REVIEW: TEXTURA (.ORG)
Japan-based composer Keiichi Sugimoto (also part of the electro-acoustic quartet Minamo and electronica duo Fonica) returns with a new Fourcolor follow-up to his earlier Air Curtain
(2004) and Letter of Sounds
(2006) releases. As Pleat
's occasionally splintered guitar-rooted soundscaping is electronically inflected and digitally treated yet nonetheless retains a warmth and humanity that makes it all the more engaging. In addition, the album explores multiple moods and spaces rather than fixating too much on a single one, as Sugimoto juxtaposes jittery pulsations and softer ambient flourishes in generating a texturally rich sound that's uniquely his.

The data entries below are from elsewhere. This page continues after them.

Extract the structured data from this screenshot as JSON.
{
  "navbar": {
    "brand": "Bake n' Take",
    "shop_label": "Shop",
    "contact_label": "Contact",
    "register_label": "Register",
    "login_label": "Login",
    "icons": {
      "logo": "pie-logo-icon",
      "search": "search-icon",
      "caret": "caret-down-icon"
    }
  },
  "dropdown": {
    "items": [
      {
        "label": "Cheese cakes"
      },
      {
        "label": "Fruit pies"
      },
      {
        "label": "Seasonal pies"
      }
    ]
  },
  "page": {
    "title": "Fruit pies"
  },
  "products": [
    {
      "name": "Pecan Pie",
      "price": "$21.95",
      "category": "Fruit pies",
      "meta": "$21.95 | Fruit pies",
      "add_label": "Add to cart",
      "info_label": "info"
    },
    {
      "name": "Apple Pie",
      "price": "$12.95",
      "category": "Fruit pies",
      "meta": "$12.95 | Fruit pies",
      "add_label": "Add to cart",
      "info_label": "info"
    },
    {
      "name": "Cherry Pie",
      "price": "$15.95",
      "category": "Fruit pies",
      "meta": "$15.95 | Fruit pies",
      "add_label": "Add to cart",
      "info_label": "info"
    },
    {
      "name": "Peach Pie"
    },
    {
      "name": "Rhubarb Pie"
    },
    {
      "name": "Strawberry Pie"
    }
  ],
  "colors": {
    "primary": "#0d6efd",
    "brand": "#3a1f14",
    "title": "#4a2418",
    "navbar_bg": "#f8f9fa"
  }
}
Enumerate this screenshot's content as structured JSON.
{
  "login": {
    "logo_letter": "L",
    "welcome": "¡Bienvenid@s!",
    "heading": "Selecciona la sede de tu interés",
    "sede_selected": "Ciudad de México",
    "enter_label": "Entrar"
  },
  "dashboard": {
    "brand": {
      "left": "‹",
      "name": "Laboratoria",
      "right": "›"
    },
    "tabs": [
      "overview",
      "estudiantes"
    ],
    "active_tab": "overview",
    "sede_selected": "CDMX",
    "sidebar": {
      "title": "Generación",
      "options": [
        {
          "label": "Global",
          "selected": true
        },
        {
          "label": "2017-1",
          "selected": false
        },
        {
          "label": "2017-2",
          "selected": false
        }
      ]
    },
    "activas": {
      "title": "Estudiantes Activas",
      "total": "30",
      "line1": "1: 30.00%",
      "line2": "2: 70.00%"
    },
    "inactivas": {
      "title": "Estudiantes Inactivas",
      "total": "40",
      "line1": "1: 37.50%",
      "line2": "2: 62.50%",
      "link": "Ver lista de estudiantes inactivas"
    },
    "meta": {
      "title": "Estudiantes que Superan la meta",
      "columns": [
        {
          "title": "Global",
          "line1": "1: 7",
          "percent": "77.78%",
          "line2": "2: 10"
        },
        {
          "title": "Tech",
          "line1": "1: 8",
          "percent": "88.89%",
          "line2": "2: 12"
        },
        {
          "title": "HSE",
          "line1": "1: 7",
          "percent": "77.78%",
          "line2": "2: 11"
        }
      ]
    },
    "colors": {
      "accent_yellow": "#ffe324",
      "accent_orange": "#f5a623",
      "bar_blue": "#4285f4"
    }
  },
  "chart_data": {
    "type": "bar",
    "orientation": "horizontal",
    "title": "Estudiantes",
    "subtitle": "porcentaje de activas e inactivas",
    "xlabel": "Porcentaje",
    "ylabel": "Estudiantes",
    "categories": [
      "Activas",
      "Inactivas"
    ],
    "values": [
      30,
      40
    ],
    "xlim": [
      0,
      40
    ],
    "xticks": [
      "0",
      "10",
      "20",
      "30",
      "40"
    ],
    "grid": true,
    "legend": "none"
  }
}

The album glides in on a cut-up wave of stuttering vocal and electronic filaments in “Quiet Gray 1” with Sugimoto's delicate guitar filigrees and tactile electronic gestures augmented by vocal dollops of Sanae Yamasaki (aka Moskitoo). A ghost-like residue of echo imbues the musical and vocal elements that lend the piece a dream-like quality as it meanders searchingly, its various tendrils coming together in abstract yet nevertheless meaningful form. Repeating rhythm patterns lend “Skating Azure” a more linear structure, though here too an abstract dimension pervades the track's flickering guitar fragments, thereby helping it elude being pinned down into a too-predictable form. The tick-tick of a subtle rhythm pattern also underscores the wayward paths etched out during “Bleach Black.” Yamasaki's breathy voice returns to wraps itself around gaseous emissions and ethereal drift of guitar haze in “Iris (Familiar).”
Certain pieces illustrate how varying the album can be, without losing a general focus. Though it's a mere two minutes in length, “Frosted Mint” nevertheless showcases the Fourcolour sound in beautiful fashion with its delicate and crystalline ambient tinting, and “Snow Petal” does much the same in its slow-motion sound painting. An Oval-esque style emerges during “Carmine Fall” when fluttering micro-fragments of soft, organ-like clicks and tones billow alongside convulsions of burbling haze . “Ecru Diver” offers an appealing departure from the Fourcolor norm in emphasizing an insistent jazz-like swing in its rhythms and an aquatic, even dubby production quality that differentiate the track from the others, which hew to a more meditative dreamscaping style. In a more aggressive revisit of the opening track, “Quiet Gray 2” recasts the guitar playing as stark stutter and scalpel-edged shards. Put simply, Sugimoto's work can be characterized as micro-detailed ambient soundscaping coaxed into being from electric guitars and electronics. Consequently, As Pleat
exudes a clarity and precision of tone that proves entrancing in the textural richness of its multi-layered interplay.